The club ties that bind

Golf Digest

Of the 4,300 private golf clubs in the U.S., about 1,600 of them openly welcome reciprocal play, says Pete Baumann, who runs a Palm Springs company called Reciprocal Golf. For $350 a year, Baumann will act as a matchmaker between you and those courses. "We do the same thing a member's head pro does," Baumann explains. "We call the course you want to play and set it all up for you. The difference is that we're there 24 hours a day, seven days a week, so the pros don't spend all day on phone tag while you wonder whether you'll be able to play."

Steven Polevoy, a retired bed-frame manufacturer from New Jersey, has used Reciprocal Golf several times during the past year. He hoped to play Seminole Golf Club--ranked 14th on Golf Digest's list of America's 100 Greatest Courses--but Reciprocal Golf couldn't arrange it. Still, it recently got him on the Mayacoo Lakes Country Club in West Palm Beach and the TPC at Eagle Trace in Coral Springs, Fla. "It wouldn't have dawned on me that I could play these courses," Polevoy says.

Even if the club you want to visit has no formal arrangement with your club, the pro at your place often will have connections. Working these relationships is how Moreno ended up at Oakland Hills. Don't count out your club's general manager or its superintendent, either. Yes, the superintendent. Just like teaching pros, supers belong to a small and tightknit community; they'll often do just about anything to help each other out, including doing favors for members.

Most agree that the more status your home club has, the better chance you'll have of getting on the most exclusive courses. Another plus: having a pro who's known and well-regarded within the industry. "If your pro is high up in your [PGA of America] section or even if he's known as a really good player, that can have some halo effect for you," says Mike Hughes, executive director of the National Golf Course Owners Association.

The thing is, it's worth asking--no matter what club you belong to. "It's like anything else: Your success rate depends on the quality level of the course [you're trying to play] and its exclusivity," says Steve Neuliep, superintendent at the Country Club of Asheville, N.C. He helps members get onto other private courses several times a year. "At the very elite level, like Cypress Point, it may not work so easily. But when you go beyond the top 10 courses in the U.S., I would say you'll have close to a 75 percent success rate at getting on as a guest."

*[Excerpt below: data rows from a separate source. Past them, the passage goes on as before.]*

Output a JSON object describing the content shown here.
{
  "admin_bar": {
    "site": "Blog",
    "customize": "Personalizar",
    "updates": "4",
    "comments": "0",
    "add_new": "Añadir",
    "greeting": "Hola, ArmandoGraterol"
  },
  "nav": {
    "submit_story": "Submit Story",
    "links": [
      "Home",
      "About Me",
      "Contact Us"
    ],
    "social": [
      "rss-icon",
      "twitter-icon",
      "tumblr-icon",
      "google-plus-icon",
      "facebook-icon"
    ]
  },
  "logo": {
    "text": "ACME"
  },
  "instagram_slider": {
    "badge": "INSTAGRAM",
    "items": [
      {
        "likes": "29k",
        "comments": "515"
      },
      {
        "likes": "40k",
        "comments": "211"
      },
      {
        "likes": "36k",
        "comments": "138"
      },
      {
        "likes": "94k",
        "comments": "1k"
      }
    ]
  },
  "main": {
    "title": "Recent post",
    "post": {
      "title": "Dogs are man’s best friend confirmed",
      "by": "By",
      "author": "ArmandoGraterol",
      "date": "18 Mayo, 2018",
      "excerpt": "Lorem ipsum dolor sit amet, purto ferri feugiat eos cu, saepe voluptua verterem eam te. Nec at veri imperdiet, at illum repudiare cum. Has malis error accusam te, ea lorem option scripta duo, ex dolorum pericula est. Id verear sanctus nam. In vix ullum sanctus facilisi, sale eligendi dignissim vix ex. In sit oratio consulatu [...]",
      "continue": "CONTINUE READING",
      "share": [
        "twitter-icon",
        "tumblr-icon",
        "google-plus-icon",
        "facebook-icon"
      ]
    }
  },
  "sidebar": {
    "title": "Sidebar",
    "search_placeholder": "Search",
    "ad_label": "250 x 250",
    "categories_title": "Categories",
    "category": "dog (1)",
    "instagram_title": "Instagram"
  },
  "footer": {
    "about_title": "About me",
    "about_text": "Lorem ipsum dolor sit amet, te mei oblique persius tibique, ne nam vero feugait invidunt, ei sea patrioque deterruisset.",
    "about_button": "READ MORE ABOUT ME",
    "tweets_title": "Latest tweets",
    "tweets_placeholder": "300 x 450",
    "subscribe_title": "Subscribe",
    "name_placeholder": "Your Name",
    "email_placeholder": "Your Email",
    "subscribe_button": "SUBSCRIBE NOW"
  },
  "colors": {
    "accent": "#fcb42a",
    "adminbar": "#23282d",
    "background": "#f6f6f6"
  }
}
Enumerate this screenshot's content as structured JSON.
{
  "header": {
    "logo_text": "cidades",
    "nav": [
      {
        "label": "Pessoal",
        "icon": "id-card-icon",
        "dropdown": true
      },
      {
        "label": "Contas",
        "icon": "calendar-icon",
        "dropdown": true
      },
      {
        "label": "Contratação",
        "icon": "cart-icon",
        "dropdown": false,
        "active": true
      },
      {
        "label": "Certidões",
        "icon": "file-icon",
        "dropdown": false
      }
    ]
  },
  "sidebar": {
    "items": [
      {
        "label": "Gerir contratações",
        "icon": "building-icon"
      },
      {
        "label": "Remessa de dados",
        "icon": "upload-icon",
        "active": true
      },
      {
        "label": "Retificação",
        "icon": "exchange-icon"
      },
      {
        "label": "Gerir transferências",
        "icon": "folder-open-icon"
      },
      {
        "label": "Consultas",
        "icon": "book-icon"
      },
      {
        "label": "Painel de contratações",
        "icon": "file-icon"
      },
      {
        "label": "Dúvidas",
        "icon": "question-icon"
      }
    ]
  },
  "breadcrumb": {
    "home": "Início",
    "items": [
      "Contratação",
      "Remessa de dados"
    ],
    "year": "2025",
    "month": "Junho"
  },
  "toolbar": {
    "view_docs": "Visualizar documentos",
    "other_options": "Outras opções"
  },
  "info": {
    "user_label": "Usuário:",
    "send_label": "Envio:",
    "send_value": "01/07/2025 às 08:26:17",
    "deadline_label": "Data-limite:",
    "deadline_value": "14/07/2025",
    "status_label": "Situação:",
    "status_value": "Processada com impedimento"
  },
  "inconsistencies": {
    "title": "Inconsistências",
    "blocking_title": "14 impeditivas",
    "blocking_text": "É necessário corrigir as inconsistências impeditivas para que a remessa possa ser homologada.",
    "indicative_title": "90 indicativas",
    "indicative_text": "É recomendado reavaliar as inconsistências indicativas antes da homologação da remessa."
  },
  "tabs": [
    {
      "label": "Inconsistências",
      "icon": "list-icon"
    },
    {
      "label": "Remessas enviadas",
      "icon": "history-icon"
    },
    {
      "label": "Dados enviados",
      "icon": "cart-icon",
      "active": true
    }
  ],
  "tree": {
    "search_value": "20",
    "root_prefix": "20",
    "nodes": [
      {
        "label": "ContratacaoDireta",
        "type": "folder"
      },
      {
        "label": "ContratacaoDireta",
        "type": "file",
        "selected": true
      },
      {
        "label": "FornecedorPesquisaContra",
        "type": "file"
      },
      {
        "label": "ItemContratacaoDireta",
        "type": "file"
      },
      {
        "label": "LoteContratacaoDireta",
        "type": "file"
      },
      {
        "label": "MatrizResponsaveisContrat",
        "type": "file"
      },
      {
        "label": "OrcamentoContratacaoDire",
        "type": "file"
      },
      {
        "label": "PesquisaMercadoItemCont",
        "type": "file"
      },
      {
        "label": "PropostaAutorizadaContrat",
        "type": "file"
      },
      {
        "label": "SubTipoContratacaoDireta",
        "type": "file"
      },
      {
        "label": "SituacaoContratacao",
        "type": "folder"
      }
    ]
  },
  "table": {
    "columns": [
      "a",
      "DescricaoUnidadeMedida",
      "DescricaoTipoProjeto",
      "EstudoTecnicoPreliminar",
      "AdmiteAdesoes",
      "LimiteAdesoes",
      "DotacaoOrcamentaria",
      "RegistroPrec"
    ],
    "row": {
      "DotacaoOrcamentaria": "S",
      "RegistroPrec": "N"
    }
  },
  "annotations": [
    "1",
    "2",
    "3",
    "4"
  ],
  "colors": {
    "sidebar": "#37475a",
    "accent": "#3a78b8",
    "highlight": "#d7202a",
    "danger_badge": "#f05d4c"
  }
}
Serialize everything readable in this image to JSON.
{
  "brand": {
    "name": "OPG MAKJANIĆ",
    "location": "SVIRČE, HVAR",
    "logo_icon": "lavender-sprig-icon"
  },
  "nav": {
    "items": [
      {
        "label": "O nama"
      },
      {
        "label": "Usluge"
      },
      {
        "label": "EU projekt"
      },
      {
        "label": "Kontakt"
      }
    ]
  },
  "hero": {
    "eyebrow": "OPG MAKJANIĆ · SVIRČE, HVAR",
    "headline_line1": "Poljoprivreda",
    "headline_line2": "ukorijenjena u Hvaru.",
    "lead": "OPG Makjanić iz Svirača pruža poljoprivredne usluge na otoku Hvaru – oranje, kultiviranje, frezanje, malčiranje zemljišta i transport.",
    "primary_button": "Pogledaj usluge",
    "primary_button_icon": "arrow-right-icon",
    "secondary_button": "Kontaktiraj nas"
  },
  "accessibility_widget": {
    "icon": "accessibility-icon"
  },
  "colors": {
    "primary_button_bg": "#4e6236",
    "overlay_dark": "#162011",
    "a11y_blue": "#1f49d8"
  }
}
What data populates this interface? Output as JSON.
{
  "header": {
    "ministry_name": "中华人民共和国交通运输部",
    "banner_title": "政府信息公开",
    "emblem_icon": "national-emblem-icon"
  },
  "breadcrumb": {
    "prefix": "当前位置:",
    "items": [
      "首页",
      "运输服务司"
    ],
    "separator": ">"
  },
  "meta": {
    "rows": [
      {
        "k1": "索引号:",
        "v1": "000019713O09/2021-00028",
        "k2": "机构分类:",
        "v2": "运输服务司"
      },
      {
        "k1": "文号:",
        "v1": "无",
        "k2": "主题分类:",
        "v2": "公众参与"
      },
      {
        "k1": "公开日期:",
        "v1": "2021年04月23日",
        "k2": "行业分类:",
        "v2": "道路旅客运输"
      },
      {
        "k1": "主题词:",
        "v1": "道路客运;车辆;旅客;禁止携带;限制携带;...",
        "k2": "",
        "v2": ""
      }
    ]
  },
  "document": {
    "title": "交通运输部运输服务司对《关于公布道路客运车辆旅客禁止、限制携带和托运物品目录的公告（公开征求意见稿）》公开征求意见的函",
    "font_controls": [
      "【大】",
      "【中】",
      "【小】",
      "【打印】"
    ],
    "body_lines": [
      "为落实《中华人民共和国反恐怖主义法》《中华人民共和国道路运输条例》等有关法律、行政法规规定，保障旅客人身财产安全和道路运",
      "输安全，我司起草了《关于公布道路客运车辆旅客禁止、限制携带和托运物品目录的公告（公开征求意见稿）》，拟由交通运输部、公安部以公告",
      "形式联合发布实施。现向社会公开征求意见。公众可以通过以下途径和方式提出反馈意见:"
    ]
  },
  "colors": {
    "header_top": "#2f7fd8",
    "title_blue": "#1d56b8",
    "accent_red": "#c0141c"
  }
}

He's right about the top 10 courses. When we asked a local pro to make a few calls for us, clubs such as Cypress Point and Pine Valley turned us down. We had to lower our sights a bit--the Denver Country Club, for example--to find success.